The View From the Cheap Seats, by Neil Gaiman (William Morrow / Harper Collins) – remains, because Gaiman is everybody’s favorite former scientologist. Also – shields.
Deadpool, screenplay by Rhett Reese & Paul Wernick, directed by Tim Miller (Twentieth Century Fox Film Corporation/Marvel Entertainment/Kinberg Genre/The Donners’ Company/TSG Entertainment) – remains, because – shield and, because no one thinks that Rabid Puppies can seriously influence this category, or ought to be allowed be taken into consideration for this category
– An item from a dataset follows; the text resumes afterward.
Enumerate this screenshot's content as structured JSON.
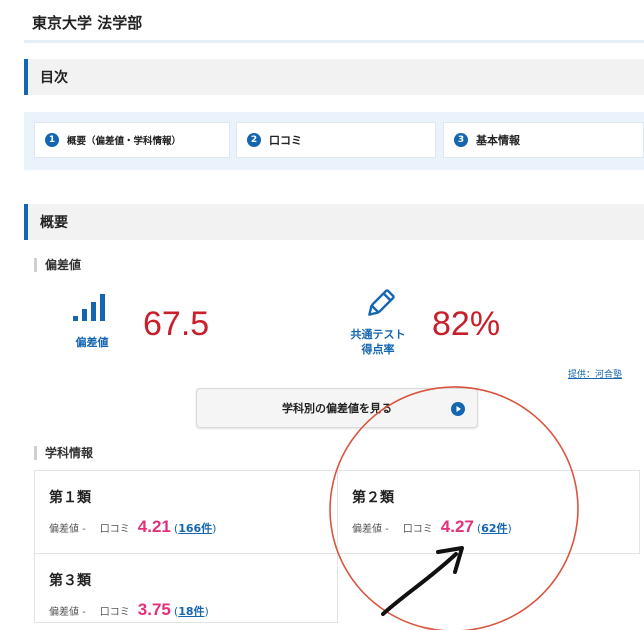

Vox Day – removed, nearly unanimously, with the remainder not voting for removal providng everyone with a very clear view of just how many voters are voting in lock step with the Rabid bloc. Unless Vox instructs his minions not to participate in voting the second stage for this category – which of course would help result in its removal from the ballot. Don’t they call that something like a Xanatos Gambit? Head’s you’re gone, Tails you’re gone AND we know how many minions you have?
Cirsova Heroic Fantasy and Science Fiction Magazine, edited by P. Alexander – removed, because: too closely identified with Gamergate and too ham-handed with the attempts at self-promotion (by a midling margin).
Castalia House Blog, edited by Jeffro Johnson – removed, by a midlng margin. See above for reasons.
The Rageaholic, presented by RazörFist – removed, by a slightly larger margin than midling. Because: Alt-Rt rage-a-holicing is done way better by the likes of Hannity, Beck, Limbaugh &c…
Jeffro Johnson – removed, because – Mike Glyer, Natalie Luhrs, Foz Meadows, Abigail Nussbaum, Chuck Tingle. (Actually, I’m of mixed mind on this one; many of the voters who would probably vote to remove might also be of a mind that seeing it finish below No Award would be more satisfying than out-right removal. The actual results would be too close to call, though I hope that removal takes it, as allowing it through carries a slightly higher risk.
J. Mulrooney (1st year of eligibility) – remains, probably because hardly anyone wins their first year of the Campbell, it is “Not-a-Hugo” and not so many voters pay attention to this one. One the other hand, this author is a Castalia House “discovery”….
Remember, the above is only a what-if. All of the finalists listed above can be found on the 2017 Final Ballot.
Tomorrow, more serious picks.